In her first public outing tied to the issue, she made a surprise trip Monday
to a middle school in Bloomfield Hills, Michigan, a Detroit suburb, where she talked with kids about being inclusive with one another and true to themselves. "I think it's important that we choose kindness and compassion," she said
She is, of course, married to the Internet's bully-in-chief, who in recent days used Twitter to insult a Republican US senator, ridicule a Democratic congresswoman, deride Hillary Clinton, denounce the National Football League, condemn the news media and accuse the grieving widow of a slain Green Beret of lying.
Is Mrs. Trump genuinely clueless about this dissonance? Does she care about perceptions of insincerity, or is she trying to distance herself from her husband and even take a furtive slap at him?

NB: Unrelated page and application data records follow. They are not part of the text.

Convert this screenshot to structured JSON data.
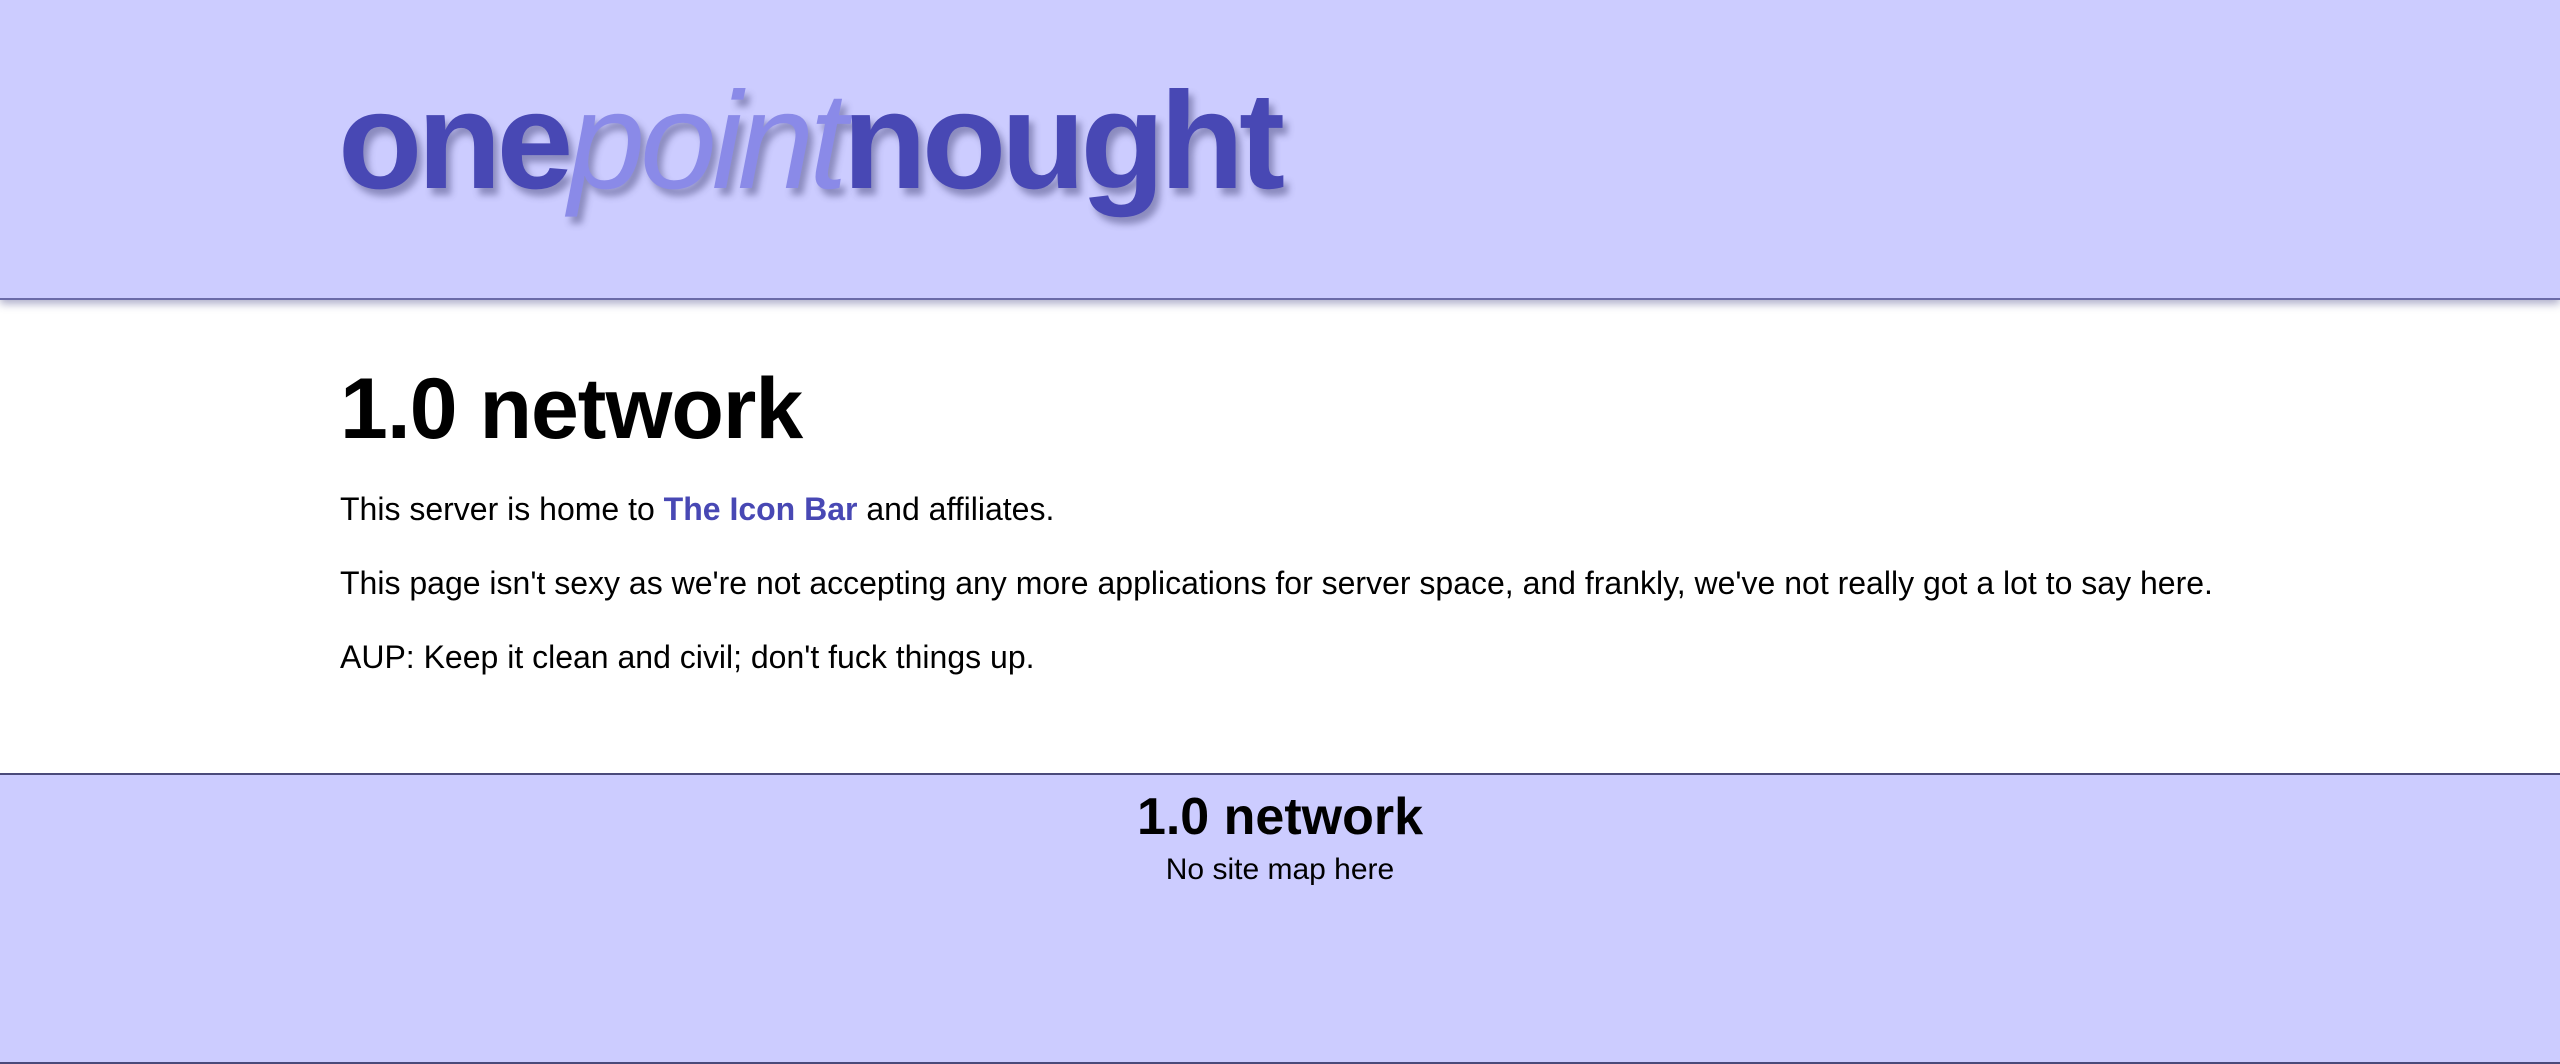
{
  "header": {
    "logo": {
      "part_one": "one",
      "part_point": "point",
      "part_nought": "nought"
    }
  },
  "main": {
    "title": "1.0 network",
    "paragraph1": {
      "before": "This server is home to ",
      "link": "The Icon Bar",
      "after": " and affiliates."
    },
    "paragraph2": "This page isn't sexy as we're not accepting any more applications for server space, and frankly, we've not really got a lot to say here.",
    "paragraph3": "AUP: Keep it clean and civil; don't fuck things up."
  },
  "footer": {
    "title": "1.0 network",
    "subtitle": "No site map here"
  },
  "colors": {
    "header_bg": "#ccccff",
    "logo_dark": "#4848b4",
    "logo_light": "#8a8ae8",
    "link": "#4848b4"
  }
}
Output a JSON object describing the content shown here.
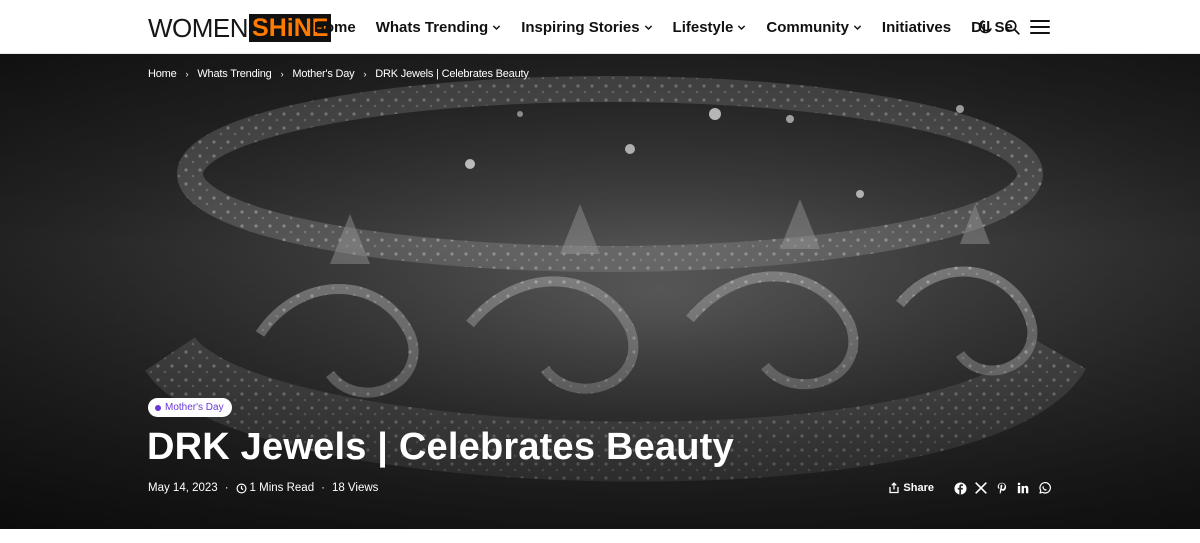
{
  "header": {
    "logo": {
      "part1": "WOMEN",
      "part2": "SHiNE"
    },
    "nav": [
      {
        "label": "Home",
        "dropdown": false
      },
      {
        "label": "Whats Trending",
        "dropdown": true
      },
      {
        "label": "Inspiring Stories",
        "dropdown": true
      },
      {
        "label": "Lifestyle",
        "dropdown": true
      },
      {
        "label": "Community",
        "dropdown": true
      },
      {
        "label": "Initiatives",
        "dropdown": false
      },
      {
        "label": "Dil Se",
        "dropdown": false
      }
    ],
    "tools": [
      "dark-mode-icon",
      "search-icon",
      "menu-icon"
    ]
  },
  "breadcrumb": [
    "Home",
    "Whats Trending",
    "Mother's Day",
    "DRK Jewels | Celebrates Beauty"
  ],
  "article": {
    "category": "Mother's Day",
    "title": "DRK Jewels | Celebrates Beauty",
    "date": "May 14, 2023",
    "read_time": "1 Mins Read",
    "views": "18 Views"
  },
  "share": {
    "label": "Share",
    "icons": [
      "facebook-icon",
      "x-icon",
      "pinterest-icon",
      "linkedin-icon",
      "whatsapp-icon"
    ]
  },
  "colors": {
    "accent": "#6a38d6",
    "logo_orange": "#ff7a00",
    "logo_dark": "#111111"
  }
}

Let's set her motives aside for now. Whatever they might be, it's worth giving her program a fair shake. Why not consider what she is actually proposing, and whether it will work?
Unfortunately, it's hard to tell, since there doesn't seem to be much of a proposal. StopBullying.gov exists
, but it was established under President Barack Obama. Mrs. Trump has given a handful of speeches against bullying -- this week's Michigan trip, and last month at the United Nations -- but they don't amount to much beyond "be nice."
In Michigan, she backed No One Eats Alone Day, an effort to get kids to sit together in the lunchroom, but that certainly wasn't Mrs. Trump's idea, the initiative has existed for several years. Her official statement for the trip was long on admonishments to encourage kindness, but short on any policy agenda or suggestions for practical steps institutions might take to combat abuse.
"By our own example, we must teach children to be good stewards of the world they will inherit," the first lady said in the statement
. "We need to remember that they are always watching and listening. It is our responsibility to take the lead in teaching children the values of empathy and communication that are at the core of kindness, mindfulness, integrity and leadership."
It's a sentiment that calls to memory a jarring Hillary Clinton ad from the 2016 election campaign, which featured kids watching footage of candidate Trump as he fondly recalled, before cheering crowds, the days when violence was heaped on political opponents, telling CNN's Don Lemon
in an interview that Megyn Kelly had "blood coming out of her wherever," and mocking a reporter with a disability. "Our children are watching," the Clinton ad warned. "What example will we set for them?"
Mrs. Trump is apparently concerned about the same thing.
Fighting bullying is a worthy cause. That Mrs. Trump has been first lady for nine months without having actually done anything on bullying beyond speechifying and photo ops is a disappointment, but it's not too late.
The first lady should call in the many anti-bullying organizations across the country, as well as tech leaders and respected education experts (that would leave out Education Secretary Betsy DeVos) to discuss the landscape of bullying today (much of which occurs on social media), the challenges facing educators and parents when so much of the harassment kids experience happens electronically, out of their line of vision, and potential solutions, from the technical to the social to the legal.
Mrs. Trump should also move beyond platitudes and recognize that bullying often reflects other social dynamics and hierarchies, including misogyny, racism, classism and homophobia. Girls are still sexually harassed and even assaulted at school, children are attacked for their skin color,
kids bully each other for being too rich or too poor and kids who are gay or perceived as gay remain targets of awful abuse.
Who knows -- if Mrs. Trump really puts her mind to it, she might even be able to pry Twitter away from the most visible bully in the country.